** TASK **
Find every line in the records below that holds the word "content" and copy it.

** Web page and app entries **
╔══

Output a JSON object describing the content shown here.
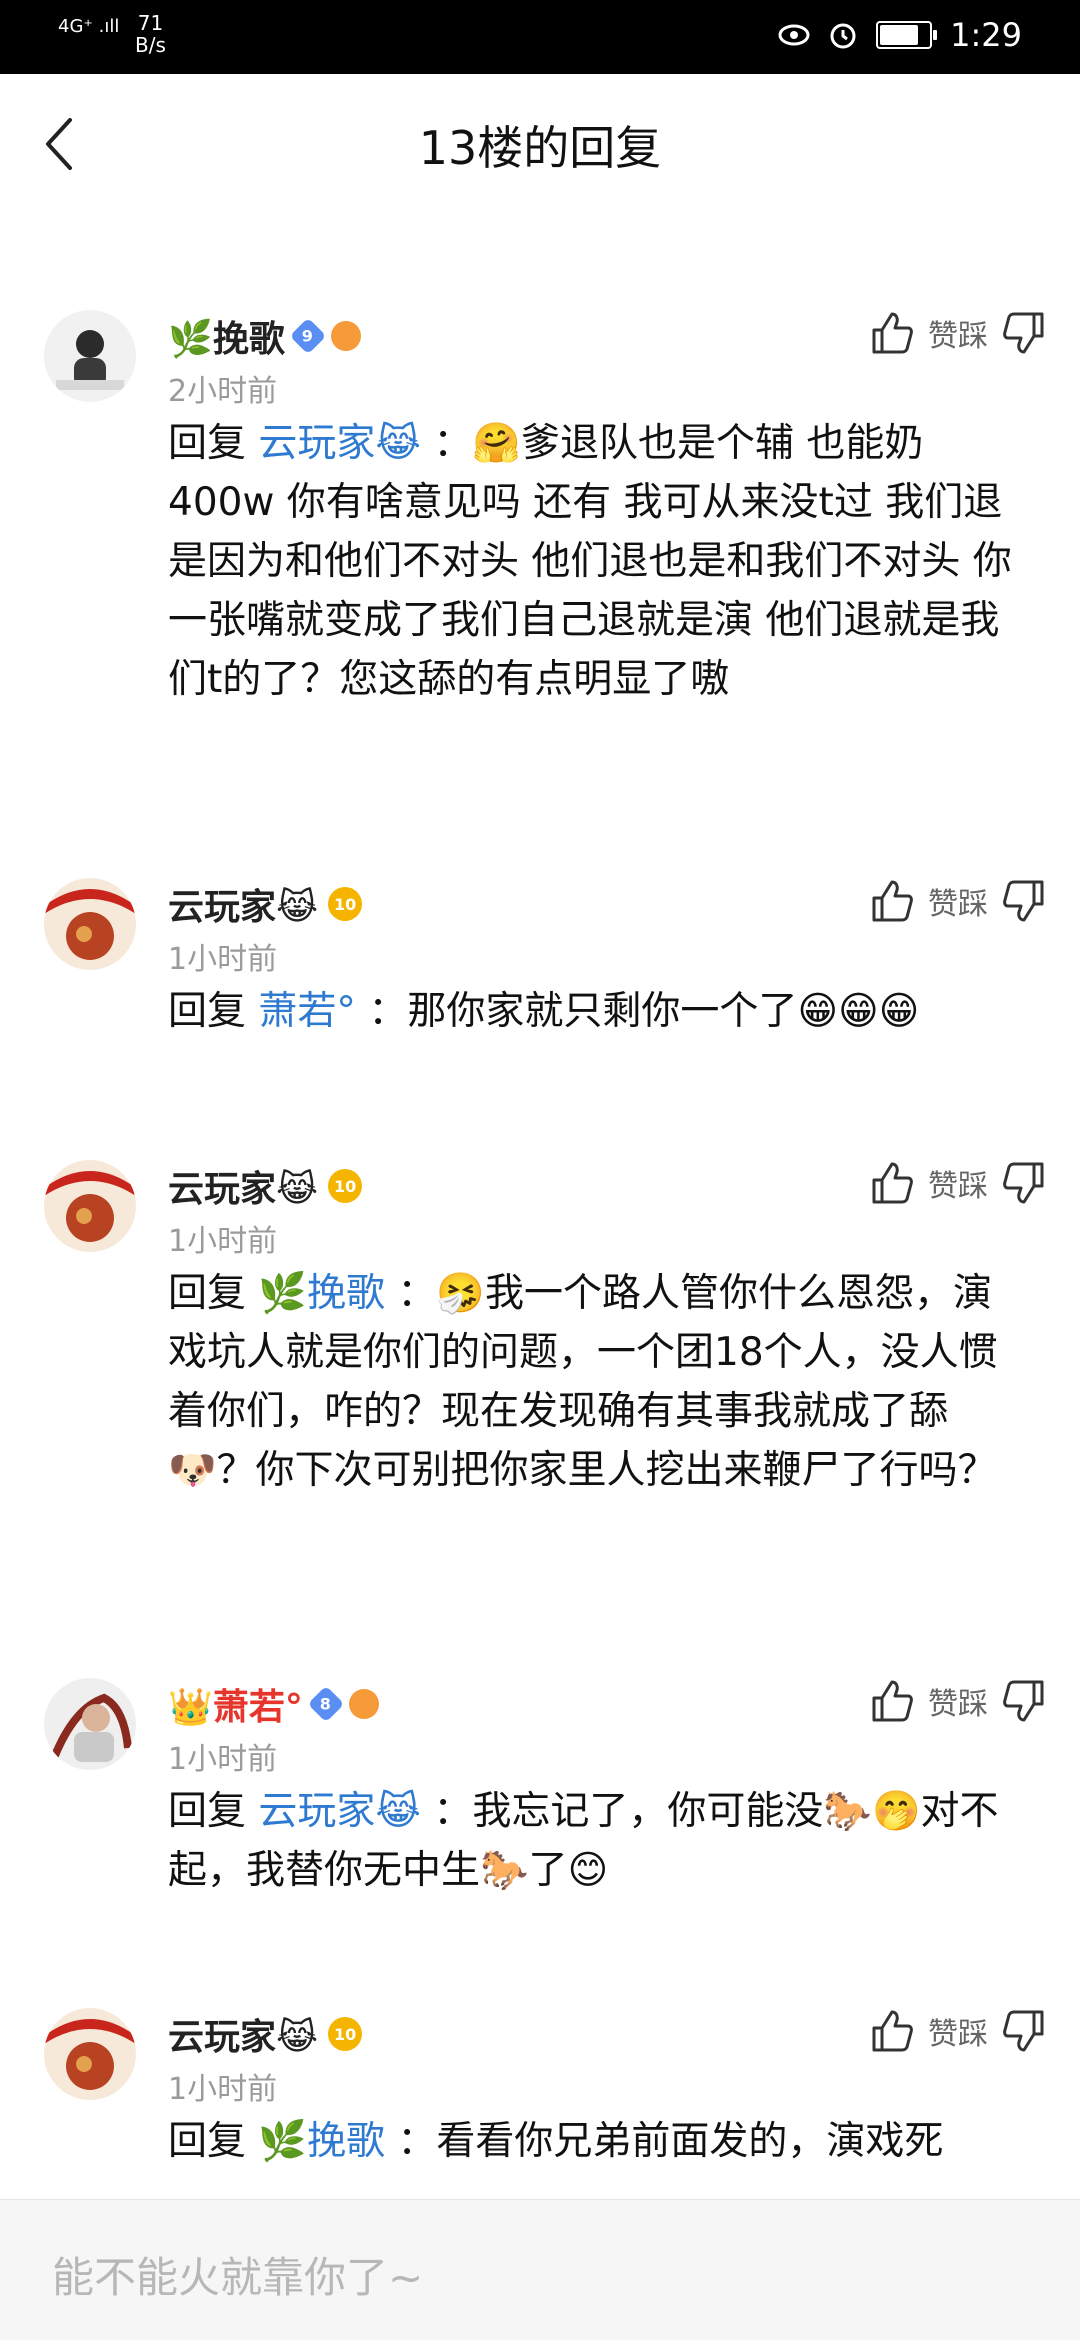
{
  "statusbar": {
    "signal": "4G⁺ .ıll",
    "speed_top": "71",
    "speed_bottom": "B/s",
    "time": "1:29",
    "battery_level": 0.72
  },
  "header": {
    "title": "13楼的回复"
  },
  "comments": [
    {
      "name": "🌿挽歌",
      "badge": "9",
      "time": "2小时前",
      "actions": "赞踩",
      "reply_prefix": "回复",
      "reply_to": "云玩家😹",
      "content": "：🤗爹退队也是个辅 也能奶400w 你有啥意见吗 还有 我可从来没t过 我们退是因为和他们不对头 他们退也是和我们不对头 你一张嘴就变成了我们自己退就是演 他们退就是我们t的了？您这舔的有点明显了嗷"
    },
    {
      "name": "云玩家😹",
      "badge": "10",
      "time": "1小时前",
      "actions": "赞踩",
      "reply_prefix": "回复",
      "reply_to": "萧若°",
      "content": "：那你家就只剩你一个了😁😁😁"
    },
    {
      "name": "云玩家😹",
      "badge": "10",
      "time": "1小时前",
      "actions": "赞踩",
      "reply_prefix": "回复",
      "reply_to": "🌿挽歌",
      "content": "：🤧我一个路人管你什么恩怨，演戏坑人就是你们的问题，一个团18个人，没人惯着你们，咋的？现在发现确有其事我就成了舔🐶？你下次可别把你家里人挖出来鞭尸了行吗？"
    },
    {
      "name": "👑萧若°",
      "badge": "8",
      "time": "1小时前",
      "actions": "赞踩",
      "reply_prefix": "回复",
      "reply_to": "云玩家😹",
      "content": "：我忘记了，你可能没🐎🤭对不起，我替你无中生🐎了😊"
    },
    {
      "name": "云玩家😹",
      "badge": "10",
      "time": "1小时前",
      "actions": "赞踩",
      "reply_prefix": "回复",
      "reply_to": "🌿挽歌",
      "content": "：看看你兄弟前面发的，演戏死"
    }
  ],
  "input": {
    "placeholder": "能不能火就靠你了~"
  }
}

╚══

** EXPECTED OUTPUT **
Output a JSON object describing the content shown here.
      "content": "：🤗爹退队也是个辅 也能奶400w 你有啥意见吗 还有 我可从来没t过 我们退是因为和他们不对头 他们退也是和我们不对头 你一张嘴就变成了我们自己退就是演 他们退就是我们t的了？您这舔的有点明显了嗷"
      "content": "：那你家就只剩你一个了😁😁😁"
      "content": "：🤧我一个路人管你什么恩怨，演戏坑人就是你们的问题，一个团18个人，没人惯着你们，咋的？现在发现确有其事我就成了舔🐶？你下次可别把你家里人挖出来鞭尸了行吗？"
      "content": "：我忘记了，你可能没🐎🤭对不起，我替你无中生🐎了😊"
      "content": "：看看你兄弟前面发的，演戏死"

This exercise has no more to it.